## Task objective:
Return the entries below precisely, omitting nothing.
Records for this task Block Start
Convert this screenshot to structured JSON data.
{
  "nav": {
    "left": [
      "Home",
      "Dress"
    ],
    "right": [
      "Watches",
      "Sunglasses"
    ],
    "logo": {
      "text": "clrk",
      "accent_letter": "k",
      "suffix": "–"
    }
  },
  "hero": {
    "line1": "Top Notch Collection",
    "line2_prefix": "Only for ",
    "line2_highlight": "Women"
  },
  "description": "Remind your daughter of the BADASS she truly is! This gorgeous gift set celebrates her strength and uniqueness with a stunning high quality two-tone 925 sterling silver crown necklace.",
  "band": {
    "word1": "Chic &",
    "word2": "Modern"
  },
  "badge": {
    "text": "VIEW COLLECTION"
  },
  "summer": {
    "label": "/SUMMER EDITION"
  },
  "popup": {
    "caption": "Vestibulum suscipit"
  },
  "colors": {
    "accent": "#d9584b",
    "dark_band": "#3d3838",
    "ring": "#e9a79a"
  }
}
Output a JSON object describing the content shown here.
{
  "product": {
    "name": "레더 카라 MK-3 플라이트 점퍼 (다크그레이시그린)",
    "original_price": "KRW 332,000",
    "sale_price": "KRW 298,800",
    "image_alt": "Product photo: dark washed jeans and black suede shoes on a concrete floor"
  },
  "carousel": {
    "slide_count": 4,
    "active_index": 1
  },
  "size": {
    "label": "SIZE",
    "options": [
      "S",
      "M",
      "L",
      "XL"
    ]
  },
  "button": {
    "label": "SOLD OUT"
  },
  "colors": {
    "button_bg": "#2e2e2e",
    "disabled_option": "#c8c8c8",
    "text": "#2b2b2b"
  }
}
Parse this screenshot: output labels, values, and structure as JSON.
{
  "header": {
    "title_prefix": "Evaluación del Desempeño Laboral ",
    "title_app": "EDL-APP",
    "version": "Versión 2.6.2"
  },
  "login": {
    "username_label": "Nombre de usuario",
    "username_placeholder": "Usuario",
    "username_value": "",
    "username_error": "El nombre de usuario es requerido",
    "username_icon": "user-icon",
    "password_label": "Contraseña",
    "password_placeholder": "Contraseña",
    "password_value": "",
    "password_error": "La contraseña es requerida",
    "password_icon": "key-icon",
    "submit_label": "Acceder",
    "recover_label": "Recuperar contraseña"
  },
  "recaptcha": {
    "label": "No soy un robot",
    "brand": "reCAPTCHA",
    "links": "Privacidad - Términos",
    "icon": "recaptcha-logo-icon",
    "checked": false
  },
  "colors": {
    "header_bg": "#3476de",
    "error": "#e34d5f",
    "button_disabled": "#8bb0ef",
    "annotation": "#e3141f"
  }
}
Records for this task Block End
## Answer to the exercise:
Convert this screenshot to structured JSON data.
{
  "nav": {
    "left": [
      "Home",
      "Dress"
    ],
    "right": [
      "Watches",
      "Sunglasses"
    ],
    "logo": {
      "text": "clrk",
      "accent_letter": "k",
      "suffix": "–"
    }
  },
  "hero": {
    "line1": "Top Notch Collection",
    "line2_prefix": "Only for ",
    "line2_highlight": "Women"
  },
  "description": "Remind your daughter of the BADASS she truly is! This gorgeous gift set celebrates her strength and uniqueness with a stunning high quality two-tone 925 sterling silver crown necklace.",
  "band": {
    "word1": "Chic &",
    "word2": "Modern"
  },
  "badge": {
    "text": "VIEW COLLECTION"
  },
  "summer": {
    "label": "/SUMMER EDITION"
  },
  "popup": {
    "caption": "Vestibulum suscipit"
  },
  "colors": {
    "accent": "#d9584b",
    "dark_band": "#3d3838",
    "ring": "#e9a79a"
  }
}
Output a JSON object describing the content shown here.
{
  "product": {
    "name": "레더 카라 MK-3 플라이트 점퍼 (다크그레이시그린)",
    "original_price": "KRW 332,000",
    "sale_price": "KRW 298,800",
    "image_alt": "Product photo: dark washed jeans and black suede shoes on a concrete floor"
  },
  "carousel": {
    "slide_count": 4,
    "active_index": 1
  },
  "size": {
    "label": "SIZE",
    "options": [
      "S",
      "M",
      "L",
      "XL"
    ]
  },
  "button": {
    "label": "SOLD OUT"
  },
  "colors": {
    "button_bg": "#2e2e2e",
    "disabled_option": "#c8c8c8",
    "text": "#2b2b2b"
  }
}
Parse this screenshot: output labels, values, and structure as JSON.
{
  "header": {
    "title_prefix": "Evaluación del Desempeño Laboral ",
    "title_app": "EDL-APP",
    "version": "Versión 2.6.2"
  },
  "login": {
    "username_label": "Nombre de usuario",
    "username_placeholder": "Usuario",
    "username_value": "",
    "username_error": "El nombre de usuario es requerido",
    "username_icon": "user-icon",
    "password_label": "Contraseña",
    "password_placeholder": "Contraseña",
    "password_value": "",
    "password_error": "La contraseña es requerida",
    "password_icon": "key-icon",
    "submit_label": "Acceder",
    "recover_label": "Recuperar contraseña"
  },
  "recaptcha": {
    "label": "No soy un robot",
    "brand": "reCAPTCHA",
    "links": "Privacidad - Términos",
    "icon": "recaptcha-logo-icon",
    "checked": false
  },
  "colors": {
    "header_bg": "#3476de",
    "error": "#e34d5f",
    "button_disabled": "#8bb0ef",
    "annotation": "#e3141f"
  }
}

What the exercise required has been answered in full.